== Provided records

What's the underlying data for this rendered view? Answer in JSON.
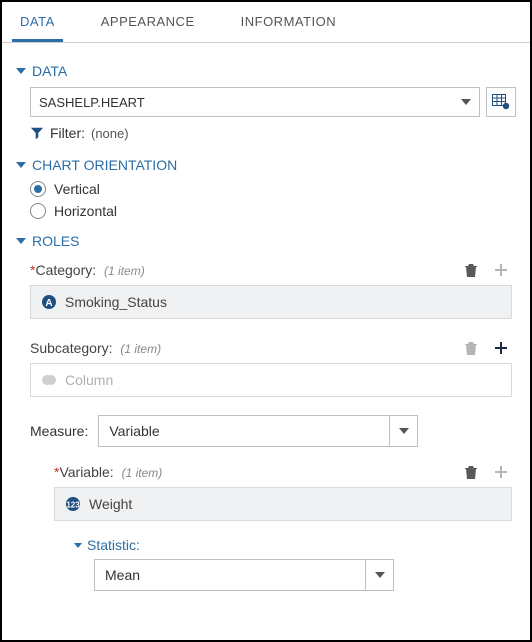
{
  "tabs": {
    "data": "DATA",
    "appearance": "APPEARANCE",
    "information": "INFORMATION"
  },
  "sections": {
    "data": {
      "title": "DATA",
      "dataset": "SASHELP.HEART",
      "filter_label": "Filter:",
      "filter_value": "(none)"
    },
    "orientation": {
      "title": "CHART ORIENTATION",
      "vertical": "Vertical",
      "horizontal": "Horizontal"
    },
    "roles": {
      "title": "ROLES",
      "category": {
        "label": "Category:",
        "hint": "(1 item)",
        "value": "Smoking_Status"
      },
      "subcategory": {
        "label": "Subcategory:",
        "hint": "(1 item)",
        "placeholder": "Column"
      },
      "measure": {
        "label": "Measure:",
        "value": "Variable"
      },
      "variable": {
        "label": "Variable:",
        "hint": "(1 item)",
        "value": "Weight"
      },
      "statistic": {
        "label": "Statistic:",
        "value": "Mean"
      }
    }
  }
}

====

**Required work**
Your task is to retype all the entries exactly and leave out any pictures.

**Exercise answer**
What's the underlying data for this rendered view? Answer in JSON.
{
  "tabs": {
    "data": "DATA",
    "appearance": "APPEARANCE",
    "information": "INFORMATION"
  },
  "sections": {
    "data": {
      "title": "DATA",
      "dataset": "SASHELP.HEART",
      "filter_label": "Filter:",
      "filter_value": "(none)"
    },
    "orientation": {
      "title": "CHART ORIENTATION",
      "vertical": "Vertical",
      "horizontal": "Horizontal"
    },
    "roles": {
      "title": "ROLES",
      "category": {
        "label": "Category:",
        "hint": "(1 item)",
        "value": "Smoking_Status"
      },
      "subcategory": {
        "label": "Subcategory:",
        "hint": "(1 item)",
        "placeholder": "Column"
      },
      "measure": {
        "label": "Measure:",
        "value": "Variable"
      },
      "variable": {
        "label": "Variable:",
        "hint": "(1 item)",
        "value": "Weight"
      },
      "statistic": {
        "label": "Statistic:",
        "value": "Mean"
      }
    }
  }
}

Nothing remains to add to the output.